(Entries taken from a collection)
== Segment start ==

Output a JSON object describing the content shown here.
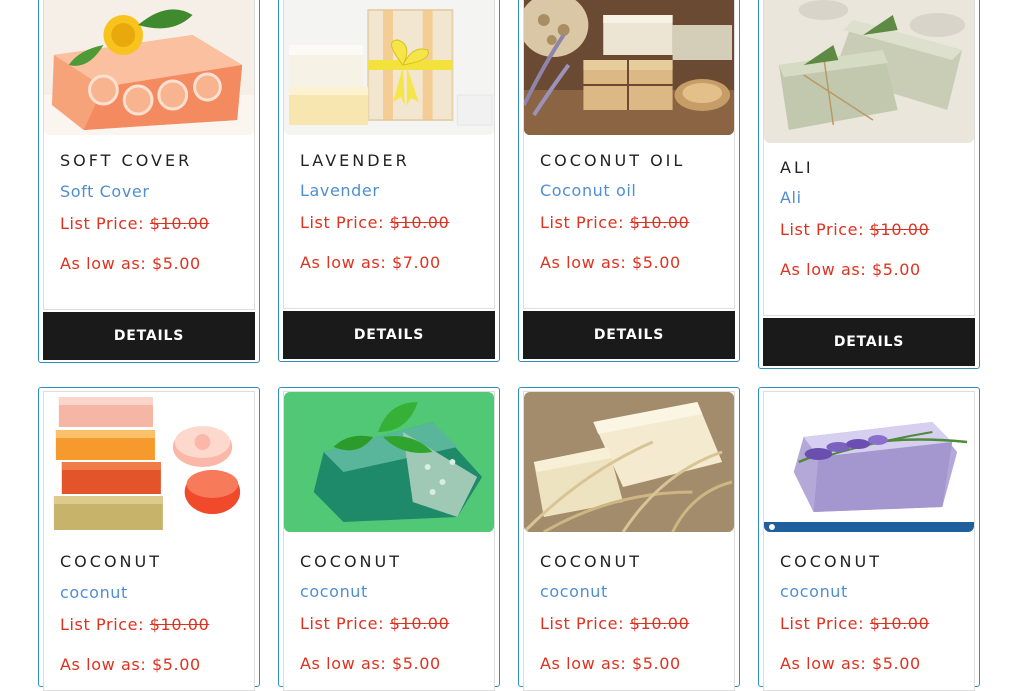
{
  "products": [
    {
      "title": "SOFT COVER",
      "subtitle": "Soft Cover",
      "list_label": "List Price:",
      "list_price": "$10.00",
      "low_label": "As low as:",
      "low_price": "$5.00",
      "button": "DETAILS"
    },
    {
      "title": "LAVENDER",
      "subtitle": "Lavender",
      "list_label": "List Price:",
      "list_price": "$10.00",
      "low_label": "As low as:",
      "low_price": "$7.00",
      "button": "DETAILS"
    },
    {
      "title": "COCONUT OIL",
      "subtitle": "Coconut oil",
      "list_label": "List Price:",
      "list_price": "$10.00",
      "low_label": "As low as:",
      "low_price": "$5.00",
      "button": "DETAILS"
    },
    {
      "title": "ALI",
      "subtitle": "Ali",
      "list_label": "List Price:",
      "list_price": "$10.00",
      "low_label": "As low as:",
      "low_price": "$5.00",
      "button": "DETAILS"
    },
    {
      "title": "COCONUT",
      "subtitle": "coconut",
      "list_label": "List Price:",
      "list_price": "$10.00",
      "low_label": "As low as:",
      "low_price": "$5.00"
    },
    {
      "title": "COCONUT",
      "subtitle": "coconut",
      "list_label": "List Price:",
      "list_price": "$10.00",
      "low_label": "As low as:",
      "low_price": "$5.00"
    },
    {
      "title": "COCONUT",
      "subtitle": "coconut",
      "list_label": "List Price:",
      "list_price": "$10.00",
      "low_label": "As low as:",
      "low_price": "$5.00"
    },
    {
      "title": "COCONUT",
      "subtitle": "coconut",
      "list_label": "List Price:",
      "list_price": "$10.00",
      "low_label": "As low as:",
      "low_price": "$5.00"
    }
  ],
  "colors": {
    "card_border": "#2e8fbd",
    "title": "#222222",
    "subtitle": "#4f8fd0",
    "price": "#e0311f",
    "button_bg": "#1a1a1a",
    "button_text": "#ffffff"
  }
}
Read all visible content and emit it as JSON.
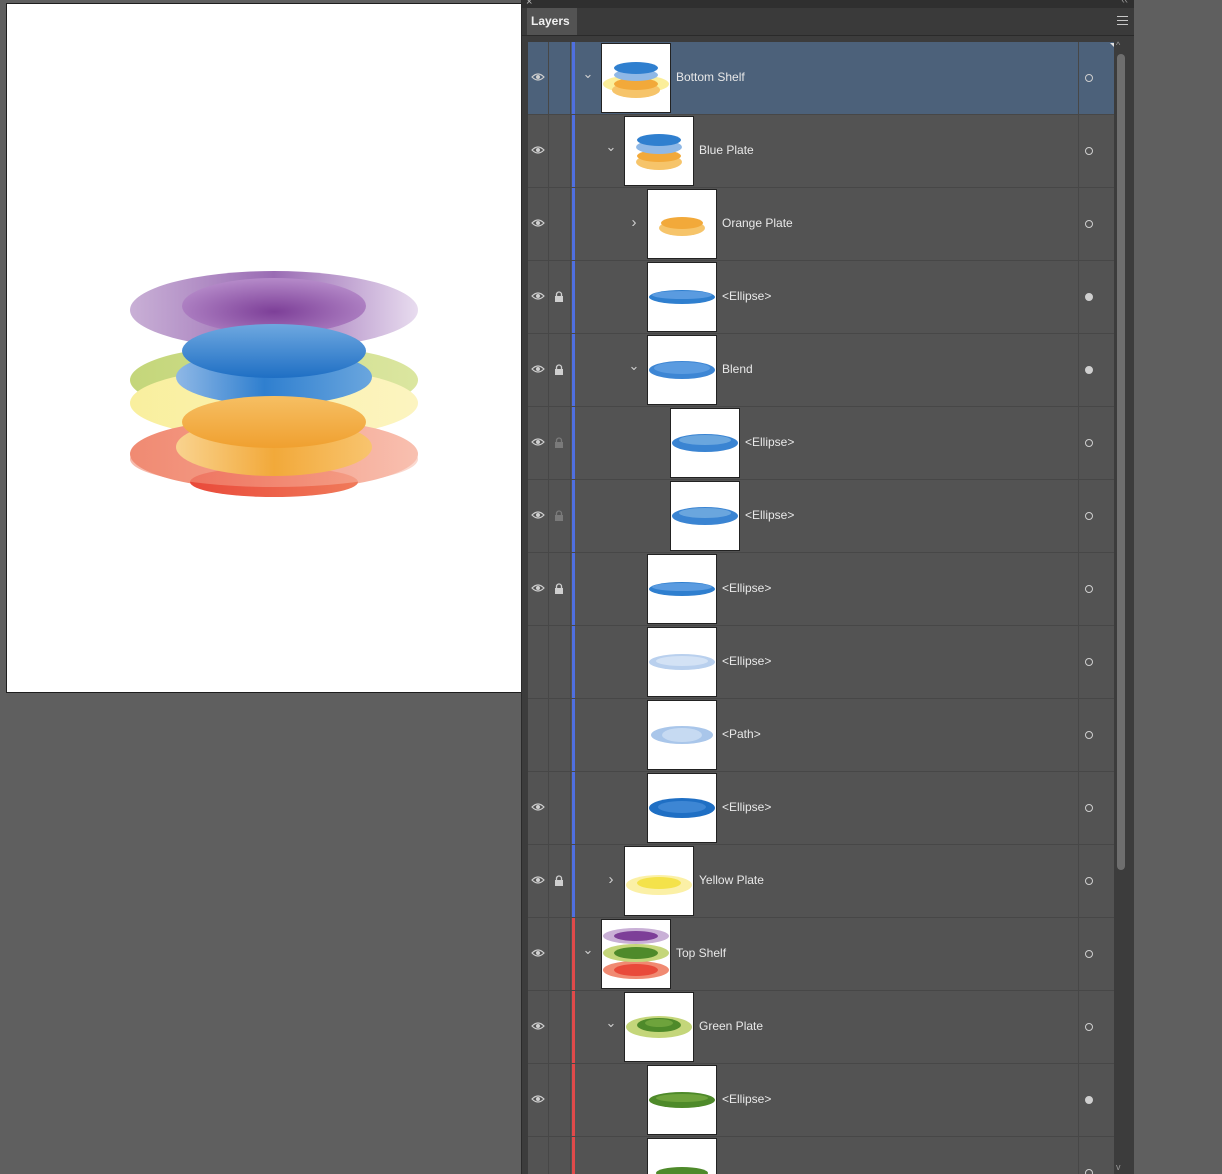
{
  "panel": {
    "tab_label": "Layers",
    "close_icon": "close-icon",
    "menu_icon": "panel-menu-icon"
  },
  "colors": {
    "bottom_shelf_layer_color": "#4f6fe0",
    "top_shelf_layer_color": "#e04a4a",
    "selected_row": "#4c617a"
  },
  "layers": [
    {
      "name": "Bottom Shelf",
      "level": 0,
      "visible": true,
      "locked": false,
      "lock_dim": false,
      "twist": "expanded",
      "thumb": "bottom-shelf",
      "selected": true,
      "target_filled": false,
      "color": "blue"
    },
    {
      "name": "Blue Plate",
      "level": 1,
      "visible": true,
      "locked": false,
      "lock_dim": false,
      "twist": "expanded",
      "thumb": "blue-plate",
      "selected": false,
      "target_filled": false,
      "color": "blue"
    },
    {
      "name": "Orange Plate",
      "level": 2,
      "visible": true,
      "locked": false,
      "lock_dim": false,
      "twist": "collapsed",
      "thumb": "orange-plate",
      "selected": false,
      "target_filled": false,
      "color": "blue"
    },
    {
      "name": "<Ellipse>",
      "level": 2,
      "visible": true,
      "locked": true,
      "lock_dim": false,
      "twist": "none",
      "thumb": "blue-ellipse",
      "selected": false,
      "target_filled": true,
      "color": "blue"
    },
    {
      "name": "Blend",
      "level": 2,
      "visible": true,
      "locked": true,
      "lock_dim": false,
      "twist": "expanded",
      "thumb": "blue-blend",
      "selected": false,
      "target_filled": true,
      "color": "blue"
    },
    {
      "name": "<Ellipse>",
      "level": 3,
      "visible": true,
      "locked": true,
      "lock_dim": true,
      "twist": "none",
      "thumb": "blue-ellipse-mid",
      "selected": false,
      "target_filled": false,
      "color": "blue"
    },
    {
      "name": "<Ellipse>",
      "level": 3,
      "visible": true,
      "locked": true,
      "lock_dim": true,
      "twist": "none",
      "thumb": "blue-ellipse-mid",
      "selected": false,
      "target_filled": false,
      "color": "blue"
    },
    {
      "name": "<Ellipse>",
      "level": 2,
      "visible": true,
      "locked": true,
      "lock_dim": false,
      "twist": "none",
      "thumb": "blue-ellipse",
      "selected": false,
      "target_filled": false,
      "color": "blue"
    },
    {
      "name": "<Ellipse>",
      "level": 2,
      "visible": false,
      "locked": false,
      "lock_dim": false,
      "twist": "none",
      "thumb": "light-ellipse",
      "selected": false,
      "target_filled": false,
      "color": "blue"
    },
    {
      "name": "<Path>",
      "level": 2,
      "visible": false,
      "locked": false,
      "lock_dim": false,
      "twist": "none",
      "thumb": "light-path",
      "selected": false,
      "target_filled": false,
      "color": "blue"
    },
    {
      "name": "<Ellipse>",
      "level": 2,
      "visible": true,
      "locked": false,
      "lock_dim": false,
      "twist": "none",
      "thumb": "blue-ellipse-dark",
      "selected": false,
      "target_filled": false,
      "color": "blue"
    },
    {
      "name": "Yellow Plate",
      "level": 1,
      "visible": true,
      "locked": true,
      "lock_dim": false,
      "twist": "collapsed",
      "thumb": "yellow-plate",
      "selected": false,
      "target_filled": false,
      "color": "blue"
    },
    {
      "name": "Top Shelf",
      "level": 0,
      "visible": true,
      "locked": false,
      "lock_dim": false,
      "twist": "expanded",
      "thumb": "top-shelf",
      "selected": false,
      "target_filled": false,
      "color": "red"
    },
    {
      "name": "Green Plate",
      "level": 1,
      "visible": true,
      "locked": false,
      "lock_dim": false,
      "twist": "expanded",
      "thumb": "green-plate",
      "selected": false,
      "target_filled": false,
      "color": "red"
    },
    {
      "name": "<Ellipse>",
      "level": 2,
      "visible": true,
      "locked": false,
      "lock_dim": false,
      "twist": "none",
      "thumb": "green-ellipse",
      "selected": false,
      "target_filled": true,
      "color": "red"
    },
    {
      "name": "",
      "level": 2,
      "visible": false,
      "locked": false,
      "lock_dim": false,
      "twist": "none",
      "thumb": "green-partial",
      "selected": false,
      "target_filled": false,
      "color": "red"
    }
  ]
}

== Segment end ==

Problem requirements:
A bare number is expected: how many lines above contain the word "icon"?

Response to the task:
2